- Try conscious eating
For a lot of people, dieting can be short term and highly ineffective. Studies have shown that better eating comes with lifestyle changes rather than crash dieting or trending diets to follow. Simply thinking about the foods you put in your body can be an easy way to make noticeable changes in your eating habits. It’s not about losing weight, it’s about fueling your body with worthwhile choices that will keep you running and keep you feeling better. Before selecting a sugary meal bar, look to see what your options are and consider what’s best going to fuel your body, not fulfill your current craving. Try adding a healthy meal bar to your daily routine instead of eliminating certain foods (which you should do as well!).
- Set daily goals
These don’t need to be huge, life-altering goals. Simple goals like reading a chapter in a book, fitting in a workout, putting in thirty minutes on that project you’ve been completing, or writing in your journal for fifteen minutes, are small adjustments that can give you validation at having completed something meaningful to you. Maybe it’s not an everyday goal but setting aside an hour on Tuesday’s to hit the new bookstore or meet up with an old friend can still make each day feel worthwhile. Journals and daily planners can help make this a bit easier.
- Find Work/Life balance
Many of us feel the need to invest fully and intensely in the work we do. We want promotions, we want growth, we want financial stability. Decide on days for work productivity, and decide how to balance it with the things you enjoy. Making plans for the weekend and sticking to those plans, or arranging a happy hour after work with some friends, help you focus on setting your own needs and bring balance between work and non-work activities.
- Read more
Many of the most successful people in the world acknowledge the importance of being well-read. It doesn’t even matter what you read, whether you prefer fiction or whether you prefer self-help or self-growth books, simply the act of reading has an impact on how we view ourselves and how others view us as well.
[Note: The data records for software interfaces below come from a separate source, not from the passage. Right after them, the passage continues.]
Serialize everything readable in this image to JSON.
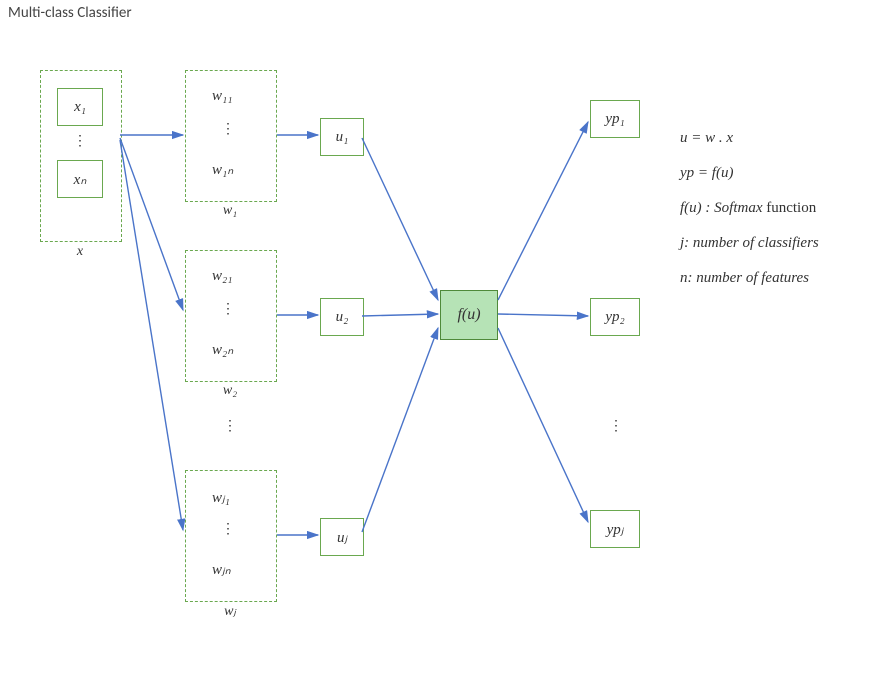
{
  "title": "Multi-class Classifier",
  "input": {
    "label": "x",
    "items": [
      "x₁",
      "xₙ"
    ]
  },
  "weight_blocks": [
    {
      "label": "w₁",
      "entries": [
        "w₁₁",
        "w₁ₙ"
      ],
      "u": "u₁"
    },
    {
      "label": "w₂",
      "entries": [
        "w₂₁",
        "w₂ₙ"
      ],
      "u": "u₂"
    },
    {
      "label": "wⱼ",
      "entries": [
        "wⱼ₁",
        "wⱼₙ"
      ],
      "u": "uⱼ"
    }
  ],
  "activation": "f(u)",
  "outputs": [
    "yp₁",
    "yp₂",
    "ypⱼ"
  ],
  "legend": {
    "eq1": "u = w .  x",
    "eq2": "yp = f(u)",
    "eq3_lhs": "f(u) : ",
    "eq3_mid": "Softmax",
    "eq3_tail": " function",
    "eq4_lhs": "j: ",
    "eq4_rest": "number of classifiers",
    "eq5_lhs": "n: ",
    "eq5_rest": "number of features"
  },
  "dots": "⋮"
}
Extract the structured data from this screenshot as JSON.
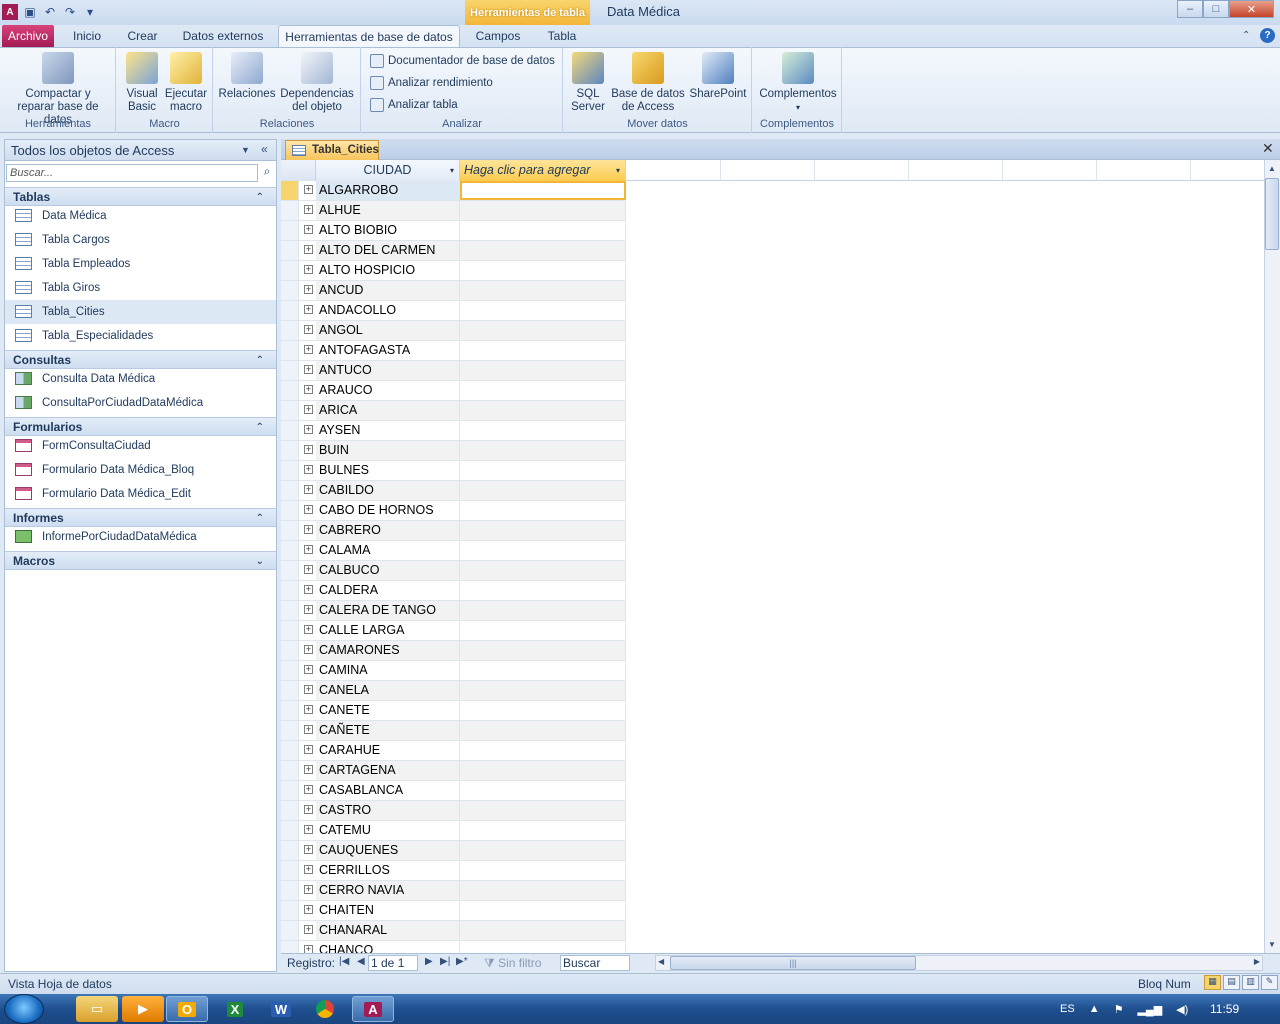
{
  "title_bar": {
    "context_tools": "Herramientas de tabla",
    "app_title": "Data Médica",
    "window_buttons": [
      "–",
      "□",
      "✕"
    ]
  },
  "tabs": {
    "archivo": "Archivo",
    "inicio": "Inicio",
    "crear": "Crear",
    "datos_externos": "Datos externos",
    "herramientas_bd": "Herramientas de base de datos",
    "campos": "Campos",
    "tabla": "Tabla"
  },
  "ribbon": {
    "compactar": "Compactar y reparar base de datos",
    "visual_basic": "Visual Basic",
    "ejecutar_macro": "Ejecutar macro",
    "relaciones": "Relaciones",
    "dependencias": "Dependencias del objeto",
    "documentador": "Documentador de base de datos",
    "analizar_rendimiento": "Analizar rendimiento",
    "analizar_tabla": "Analizar tabla",
    "sql_server": "SQL Server",
    "bd_access": "Base de datos de Access",
    "sharepoint": "SharePoint",
    "complementos": "Complementos",
    "groups": {
      "herramientas": "Herramientas",
      "macro": "Macro",
      "relaciones": "Relaciones",
      "analizar": "Analizar",
      "mover_datos": "Mover datos",
      "complementos": "Complementos"
    }
  },
  "nav": {
    "header": "Todos los objetos de Access",
    "search_placeholder": "Buscar...",
    "categories": {
      "tablas": "Tablas",
      "consultas": "Consultas",
      "formularios": "Formularios",
      "informes": "Informes",
      "macros": "Macros"
    },
    "tablas": [
      "Data Médica",
      "Tabla Cargos",
      "Tabla Empleados",
      "Tabla Giros",
      "Tabla_Cities",
      "Tabla_Especialidades"
    ],
    "consultas": [
      "Consulta Data Médica",
      "ConsultaPorCiudadDataMédica"
    ],
    "formularios": [
      "FormConsultaCiudad",
      "Formulario Data Médica_Bloq",
      "Formulario Data Médica_Edit"
    ],
    "informes": [
      "InformePorCiudadDataMédica"
    ]
  },
  "document": {
    "tab_label": "Tabla_Cities",
    "col_ciudad": "CIUDAD",
    "col_add": "Haga clic para agregar",
    "rows": [
      "ALGARROBO",
      "ALHUE",
      "ALTO BIOBIO",
      "ALTO DEL CARMEN",
      "ALTO HOSPICIO",
      "ANCUD",
      "ANDACOLLO",
      "ANGOL",
      "ANTOFAGASTA",
      "ANTUCO",
      "ARAUCO",
      "ARICA",
      "AYSEN",
      "BUIN",
      "BULNES",
      "CABILDO",
      "CABO DE HORNOS",
      "CABRERO",
      "CALAMA",
      "CALBUCO",
      "CALDERA",
      "CALERA DE TANGO",
      "CALLE LARGA",
      "CAMARONES",
      "CAMINA",
      "CANELA",
      "CANETE",
      "CAÑETE",
      "CARAHUE",
      "CARTAGENA",
      "CASABLANCA",
      "CASTRO",
      "CATEMU",
      "CAUQUENES",
      "CERRILLOS",
      "CERRO NAVIA",
      "CHAITEN",
      "CHANARAL",
      "CHANCO"
    ]
  },
  "record_nav": {
    "label": "Registro:",
    "position": "1 de 1",
    "no_filter": "Sin filtro",
    "search": "Buscar"
  },
  "status": {
    "left": "Vista Hoja de datos",
    "right": "Bloq Num"
  },
  "taskbar": {
    "lang": "ES",
    "clock": "11:59"
  },
  "colors": {
    "accent_archivo": "#a31b55",
    "context_tools": "#f3b638",
    "selection_row": "#dde8f5"
  }
}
Start with a bestseller, and maybe even invite some friends to read it with you to incentivize finishing it by a certain date.
- Tidy Up and Declutter
Sorting through closets, clothing drawers, or garages can ease certain burdens you might not have noticed even existed. If you haven’t worn it in the last year, donate it. If you haven’t used it in five years, donate it. If it’s been broken and you’ve sworn you’re going to get it replaced, toss it. By tidying up, we lessen the unnecessary things we own, we find ourselves feeling less connected to our material items and more connected to the life we’re living.